Feb. 11 (Bloomberg) -- Congress should eliminate the “extraordinary complexity” in the U.S. corporate tax code and lower rates without giving companies a net tax cut, said Steny Hoyer, the second-ranking U.S. House Democrat.
“We’ve got to have a corporate tax structure that is, in fact, competitive with the rest of the world,” so Congress should “reduce preference items very substantially and bring rates down,” Hoyer said during an interview on “Political Capital with Al Hunt,” airing this weekend on Bloomberg Television.
Hoyer said Congress cannot afford to lose revenue in overhauling taxes. Asked whether his position was tax reform that doesn’t lose revenue, he said, “yes.”
Hoyer, 71, said Republicans who control the chamber may eventually discuss a long-term deficit-reduction package that addresses tax increases and entitlements such as Social Security.
“At this point” Republicans “won’t talk about revenues,” said Hoyer, a Maryland Democrat. “But they know in the back of their heads, even if they don’t articulate it” that “revenues have to be a part of this.”
“In order for us to bring down the deficit, we’ve got to cut spending, but we’ve also got to increase revenue,” Hoyer said.
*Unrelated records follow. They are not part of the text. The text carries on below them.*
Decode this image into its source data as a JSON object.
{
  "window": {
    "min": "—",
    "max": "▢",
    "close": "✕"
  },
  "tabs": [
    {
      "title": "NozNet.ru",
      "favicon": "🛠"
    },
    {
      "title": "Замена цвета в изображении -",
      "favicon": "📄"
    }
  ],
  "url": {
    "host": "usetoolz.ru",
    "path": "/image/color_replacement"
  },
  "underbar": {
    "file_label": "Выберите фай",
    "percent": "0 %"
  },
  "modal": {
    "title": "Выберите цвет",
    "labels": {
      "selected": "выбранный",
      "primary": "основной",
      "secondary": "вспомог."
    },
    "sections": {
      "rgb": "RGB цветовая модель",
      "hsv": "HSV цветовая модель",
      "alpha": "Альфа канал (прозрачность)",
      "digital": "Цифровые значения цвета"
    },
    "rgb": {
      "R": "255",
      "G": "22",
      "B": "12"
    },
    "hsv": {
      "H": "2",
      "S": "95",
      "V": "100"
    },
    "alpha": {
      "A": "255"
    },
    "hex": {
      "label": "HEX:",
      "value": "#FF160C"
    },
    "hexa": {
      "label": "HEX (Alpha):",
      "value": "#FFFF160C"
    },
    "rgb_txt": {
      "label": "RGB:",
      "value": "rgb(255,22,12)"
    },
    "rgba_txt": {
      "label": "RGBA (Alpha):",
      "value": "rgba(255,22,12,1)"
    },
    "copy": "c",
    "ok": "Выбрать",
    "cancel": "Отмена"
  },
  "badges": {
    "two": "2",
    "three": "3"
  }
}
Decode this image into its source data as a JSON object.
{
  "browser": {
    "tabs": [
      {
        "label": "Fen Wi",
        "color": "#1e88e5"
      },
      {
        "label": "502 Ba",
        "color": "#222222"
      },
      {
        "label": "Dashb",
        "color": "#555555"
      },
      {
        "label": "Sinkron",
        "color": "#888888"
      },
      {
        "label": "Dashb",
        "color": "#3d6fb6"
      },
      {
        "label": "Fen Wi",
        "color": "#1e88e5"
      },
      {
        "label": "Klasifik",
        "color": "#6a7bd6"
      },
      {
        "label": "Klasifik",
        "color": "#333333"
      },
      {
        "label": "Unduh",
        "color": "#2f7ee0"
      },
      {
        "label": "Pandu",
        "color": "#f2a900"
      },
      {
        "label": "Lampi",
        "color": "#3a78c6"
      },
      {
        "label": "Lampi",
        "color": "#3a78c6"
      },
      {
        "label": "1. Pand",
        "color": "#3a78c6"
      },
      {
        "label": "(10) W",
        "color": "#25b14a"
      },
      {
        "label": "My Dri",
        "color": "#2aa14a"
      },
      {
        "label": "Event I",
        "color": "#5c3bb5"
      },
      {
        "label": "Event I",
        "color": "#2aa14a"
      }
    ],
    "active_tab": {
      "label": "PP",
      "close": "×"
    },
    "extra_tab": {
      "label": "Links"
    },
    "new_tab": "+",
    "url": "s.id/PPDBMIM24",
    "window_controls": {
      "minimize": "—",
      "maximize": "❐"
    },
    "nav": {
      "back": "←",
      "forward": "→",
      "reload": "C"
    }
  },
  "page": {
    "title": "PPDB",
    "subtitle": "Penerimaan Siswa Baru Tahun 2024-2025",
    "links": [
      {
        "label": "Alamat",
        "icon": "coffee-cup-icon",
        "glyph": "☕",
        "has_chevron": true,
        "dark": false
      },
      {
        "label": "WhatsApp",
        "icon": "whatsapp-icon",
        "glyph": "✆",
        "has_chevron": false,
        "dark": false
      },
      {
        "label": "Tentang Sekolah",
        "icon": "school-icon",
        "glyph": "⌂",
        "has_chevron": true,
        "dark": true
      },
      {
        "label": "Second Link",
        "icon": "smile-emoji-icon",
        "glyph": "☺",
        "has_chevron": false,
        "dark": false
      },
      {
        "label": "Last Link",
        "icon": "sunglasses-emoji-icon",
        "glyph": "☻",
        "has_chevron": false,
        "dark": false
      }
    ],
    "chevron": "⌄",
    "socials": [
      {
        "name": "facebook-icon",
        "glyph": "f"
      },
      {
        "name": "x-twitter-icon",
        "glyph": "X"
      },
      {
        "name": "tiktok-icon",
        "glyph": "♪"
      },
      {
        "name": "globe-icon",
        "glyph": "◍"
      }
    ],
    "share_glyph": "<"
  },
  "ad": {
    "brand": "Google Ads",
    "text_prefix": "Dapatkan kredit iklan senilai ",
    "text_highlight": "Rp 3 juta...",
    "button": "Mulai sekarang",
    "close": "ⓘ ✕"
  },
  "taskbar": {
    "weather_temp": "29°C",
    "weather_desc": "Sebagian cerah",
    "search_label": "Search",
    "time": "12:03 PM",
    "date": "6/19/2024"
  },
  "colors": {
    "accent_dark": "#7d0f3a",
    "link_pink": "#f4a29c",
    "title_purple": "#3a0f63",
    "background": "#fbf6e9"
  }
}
He noted that the U.S. is “at the lowest level” of tax collection in more than 50 years.
Hoyer, while stressing the need to “get a handle on this deficit” -- projected at $1.5 trillion this year -- took issue with some cuts being contemplated by House Republicans and President Barack Obama.
Social Security, Medicare
So far, Republicans are concentrating on a small portion of the total federal budget -- about 13 percent -- that doesn’t include defense or entitlements such as Social Security and Medicare.
They have “deluded, I think, the American people and themselves in believing” those cuts will solve the long-range deficit problem, Hoyer said.
By focusing on a relatively small and “very visible part of the pie” that “lends itself to demagoguery, you will not solve this problem,” he said.
House Republicans would be “penny-wise and pound-foolish” if they push plans to cut spending for education and the National Institutes of Health, he said.
The government’s “investment” in treating or curing cancer, diabetes and other “chronic diseases that cost our nation very substantial amounts of money” is “going to pay off in much bigger dollars,” Hoyer said.
Cuts in Education
“Clearly they’re looking at cuts in education, which are going to undermine” long-term investment in U.S. competitiveness, he said.
Hoyer said divisions over budget cuts among Republicans continue to leave Democrats “a little bit in the dark” about the majority’s plans for financing the government for the next seven months of the 2011 fiscal year. That’s due to a “very animated” discussion among Republicans seeking deeper cuts, forcing their leaders to find more ways to reduce spending, he said.
The 2012 budget Obama will submit to Congress next week will also include “painful cuts” of such programs as heating assistance for the poor. “They’re going to be troubling, particularly in a very cold winter,” Hoyer said.
To contact the reporter on this story: James Rowley in Washington at firstname.lastname@example.org
To contact the editor responsible for this story: Mark Silva in Washington at Msilva34@bloomberg.net.